Task objective:
Provide only the number of lines in the listing that contain the word "JSON".

Exercise data:
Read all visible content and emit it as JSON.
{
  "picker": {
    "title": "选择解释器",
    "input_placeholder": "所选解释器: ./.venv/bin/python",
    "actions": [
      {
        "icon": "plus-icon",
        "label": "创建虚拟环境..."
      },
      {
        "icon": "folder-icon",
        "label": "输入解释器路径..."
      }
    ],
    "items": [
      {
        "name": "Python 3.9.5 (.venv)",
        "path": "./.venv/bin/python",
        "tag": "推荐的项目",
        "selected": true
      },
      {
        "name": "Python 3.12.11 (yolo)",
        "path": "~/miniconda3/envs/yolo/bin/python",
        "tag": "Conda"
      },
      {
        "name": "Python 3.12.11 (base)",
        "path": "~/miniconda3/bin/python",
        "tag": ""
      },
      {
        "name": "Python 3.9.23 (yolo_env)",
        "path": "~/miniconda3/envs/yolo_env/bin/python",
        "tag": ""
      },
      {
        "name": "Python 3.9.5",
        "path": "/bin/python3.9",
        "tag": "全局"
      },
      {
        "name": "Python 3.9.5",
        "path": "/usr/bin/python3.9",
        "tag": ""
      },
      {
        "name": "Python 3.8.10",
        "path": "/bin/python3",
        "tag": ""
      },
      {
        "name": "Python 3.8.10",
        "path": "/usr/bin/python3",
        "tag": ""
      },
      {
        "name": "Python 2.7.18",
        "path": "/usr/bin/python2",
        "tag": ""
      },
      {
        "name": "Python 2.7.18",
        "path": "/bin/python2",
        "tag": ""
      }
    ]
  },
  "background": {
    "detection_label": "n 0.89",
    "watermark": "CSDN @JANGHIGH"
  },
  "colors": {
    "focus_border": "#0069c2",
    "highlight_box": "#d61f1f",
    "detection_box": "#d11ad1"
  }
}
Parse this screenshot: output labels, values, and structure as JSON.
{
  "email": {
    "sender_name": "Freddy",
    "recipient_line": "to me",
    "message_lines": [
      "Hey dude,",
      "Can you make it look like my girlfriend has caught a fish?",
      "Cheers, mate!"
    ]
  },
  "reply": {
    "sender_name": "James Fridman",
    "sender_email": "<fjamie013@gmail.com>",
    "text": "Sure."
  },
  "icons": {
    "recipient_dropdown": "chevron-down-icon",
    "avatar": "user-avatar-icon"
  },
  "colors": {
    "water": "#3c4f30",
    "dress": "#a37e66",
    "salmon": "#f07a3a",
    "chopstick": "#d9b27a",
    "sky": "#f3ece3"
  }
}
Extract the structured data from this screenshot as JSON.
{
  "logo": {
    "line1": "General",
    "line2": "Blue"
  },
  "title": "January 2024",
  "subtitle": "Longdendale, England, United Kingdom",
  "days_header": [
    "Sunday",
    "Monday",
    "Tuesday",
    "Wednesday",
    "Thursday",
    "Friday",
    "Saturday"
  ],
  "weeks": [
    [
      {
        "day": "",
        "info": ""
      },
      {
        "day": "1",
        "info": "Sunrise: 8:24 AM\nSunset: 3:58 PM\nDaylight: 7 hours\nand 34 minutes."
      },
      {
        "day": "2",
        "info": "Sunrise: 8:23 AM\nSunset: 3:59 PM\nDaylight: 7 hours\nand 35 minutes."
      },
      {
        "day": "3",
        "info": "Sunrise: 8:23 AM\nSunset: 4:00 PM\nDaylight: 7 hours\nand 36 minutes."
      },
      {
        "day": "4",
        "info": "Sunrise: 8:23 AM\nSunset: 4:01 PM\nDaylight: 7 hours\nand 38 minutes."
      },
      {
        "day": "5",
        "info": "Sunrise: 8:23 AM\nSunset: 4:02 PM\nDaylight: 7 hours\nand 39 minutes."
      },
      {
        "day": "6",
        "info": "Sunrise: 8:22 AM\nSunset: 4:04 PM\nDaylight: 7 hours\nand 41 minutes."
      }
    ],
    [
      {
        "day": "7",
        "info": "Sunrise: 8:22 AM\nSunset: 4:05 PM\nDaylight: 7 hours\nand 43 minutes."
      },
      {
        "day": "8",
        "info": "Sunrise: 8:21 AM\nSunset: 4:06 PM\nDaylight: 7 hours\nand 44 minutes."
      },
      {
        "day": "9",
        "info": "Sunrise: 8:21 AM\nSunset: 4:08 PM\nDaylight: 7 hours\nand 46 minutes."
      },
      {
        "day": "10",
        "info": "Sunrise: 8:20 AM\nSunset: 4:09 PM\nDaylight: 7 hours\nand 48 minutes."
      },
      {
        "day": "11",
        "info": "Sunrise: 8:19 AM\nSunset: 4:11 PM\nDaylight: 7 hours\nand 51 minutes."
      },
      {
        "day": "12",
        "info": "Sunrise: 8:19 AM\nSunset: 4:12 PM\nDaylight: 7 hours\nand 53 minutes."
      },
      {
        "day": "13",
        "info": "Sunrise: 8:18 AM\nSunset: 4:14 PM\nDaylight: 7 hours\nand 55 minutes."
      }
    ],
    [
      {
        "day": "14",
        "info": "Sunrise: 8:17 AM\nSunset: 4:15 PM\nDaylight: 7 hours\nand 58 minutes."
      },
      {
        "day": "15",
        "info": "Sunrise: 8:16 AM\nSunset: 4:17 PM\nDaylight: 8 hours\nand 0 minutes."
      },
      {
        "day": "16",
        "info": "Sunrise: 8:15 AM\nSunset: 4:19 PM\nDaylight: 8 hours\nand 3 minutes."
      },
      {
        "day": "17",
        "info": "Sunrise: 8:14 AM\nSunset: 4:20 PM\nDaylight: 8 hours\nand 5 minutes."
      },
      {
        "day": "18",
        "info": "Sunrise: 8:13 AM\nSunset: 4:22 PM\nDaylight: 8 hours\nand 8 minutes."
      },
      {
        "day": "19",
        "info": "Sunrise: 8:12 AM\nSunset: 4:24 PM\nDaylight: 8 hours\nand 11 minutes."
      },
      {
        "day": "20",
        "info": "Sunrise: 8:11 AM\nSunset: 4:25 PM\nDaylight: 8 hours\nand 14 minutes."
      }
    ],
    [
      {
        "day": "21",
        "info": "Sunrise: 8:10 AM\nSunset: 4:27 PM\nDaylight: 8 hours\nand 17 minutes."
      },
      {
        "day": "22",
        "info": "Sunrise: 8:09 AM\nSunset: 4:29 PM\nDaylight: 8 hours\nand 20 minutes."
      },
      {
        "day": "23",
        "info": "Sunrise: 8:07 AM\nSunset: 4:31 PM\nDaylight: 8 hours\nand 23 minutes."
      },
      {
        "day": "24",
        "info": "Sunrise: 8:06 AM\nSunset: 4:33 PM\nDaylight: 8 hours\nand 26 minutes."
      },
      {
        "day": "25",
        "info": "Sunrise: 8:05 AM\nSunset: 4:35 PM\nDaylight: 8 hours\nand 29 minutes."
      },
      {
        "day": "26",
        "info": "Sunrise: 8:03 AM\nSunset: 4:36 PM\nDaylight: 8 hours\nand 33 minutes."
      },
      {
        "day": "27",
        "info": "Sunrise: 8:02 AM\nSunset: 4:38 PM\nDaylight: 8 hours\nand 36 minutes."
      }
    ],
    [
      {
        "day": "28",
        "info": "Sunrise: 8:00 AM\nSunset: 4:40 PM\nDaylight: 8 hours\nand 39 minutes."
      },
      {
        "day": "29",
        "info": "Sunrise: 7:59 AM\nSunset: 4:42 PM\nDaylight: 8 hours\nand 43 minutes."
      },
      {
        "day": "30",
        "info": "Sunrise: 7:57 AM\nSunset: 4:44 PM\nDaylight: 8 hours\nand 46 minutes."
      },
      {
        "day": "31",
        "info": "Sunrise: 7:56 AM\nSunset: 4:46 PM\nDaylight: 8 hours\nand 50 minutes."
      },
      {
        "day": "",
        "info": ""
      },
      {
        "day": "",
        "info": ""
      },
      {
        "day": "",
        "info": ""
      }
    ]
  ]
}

Solved problem:
3